Bickley said it’s still too early to define his role with MycoWorks, although he thinks his decades of experience building brands, along with his belief and passion for the company’s story, could be helpful as it reaches out to more brand customers. Sustainability, he noted, isn’t necessarily a driver in the purchase of luxury goods.

“I think that the performance of the material and the quality itself is still what discerning consumers are looking for, but they can still be conscious consumers and make a positive impact on the environment,” Bickley added. “MycoWorks has developed an animal-free process that allows a wide range of design possibilities, minimizes waste and creates consistent quality. All of these things are going to be a real competitive advantage.”

As much as Fine Mycelium is part of a boom in so-called “plant-based leathers”—though, as Scullin told a reporter, mushrooms are not plants but fungi—MycoWorks doesn’t want to frame its products merely as a sustainable substitute for cowhide. “We really are a new category of material,” Scullin told Sourcing Journal. “We’re this new way for designers and brands to tap into a material technology to create something new with all these efficiencies in the supply chain and is far more sustainable, of course, than what’s out there already.”

MycoWorks, which has a staff of 120 people, recently opened a plant in Emeryville, Calif. and expects to soon have more news on its next move. The cultivation process takes place in trays, where the root cells of a wood-decaying fungus called ganoderma are engineered to grow into dense, mat-like interlocking structures. The finished sheets can be customized to any thickness, weight or shape, minimizing offcuts and other waste.

Unlike many biomaterials, Fine Mycelium doesn’t require the use of petrochemicals during processing or finishing, which allows it to be completely biodegradable at the end of its life. Fungi also draw down rather than generate carbon dioxide, making Reishi and its ilk a better deal for a warming planet.

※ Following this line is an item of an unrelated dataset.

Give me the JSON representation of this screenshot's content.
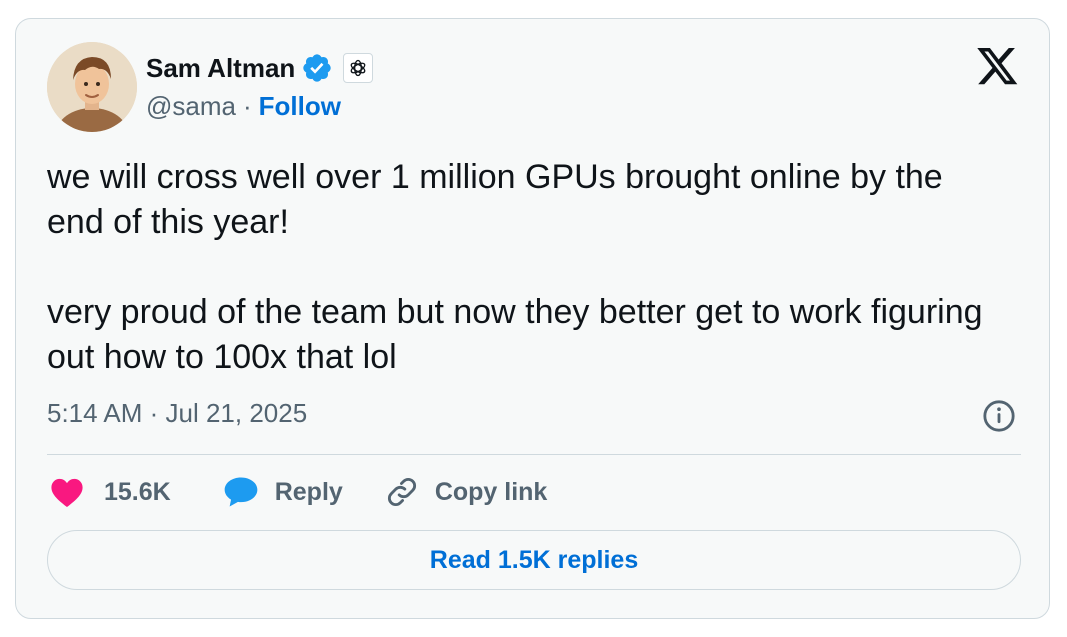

“Ian and I really connected on this idea of building the brand around a new category, and the experience that he brings is going to be invaluable to the company,” Scullin said. “I think we just continue to see a really strong market response to what we’re doing and Ian will be helpful in navigating that.”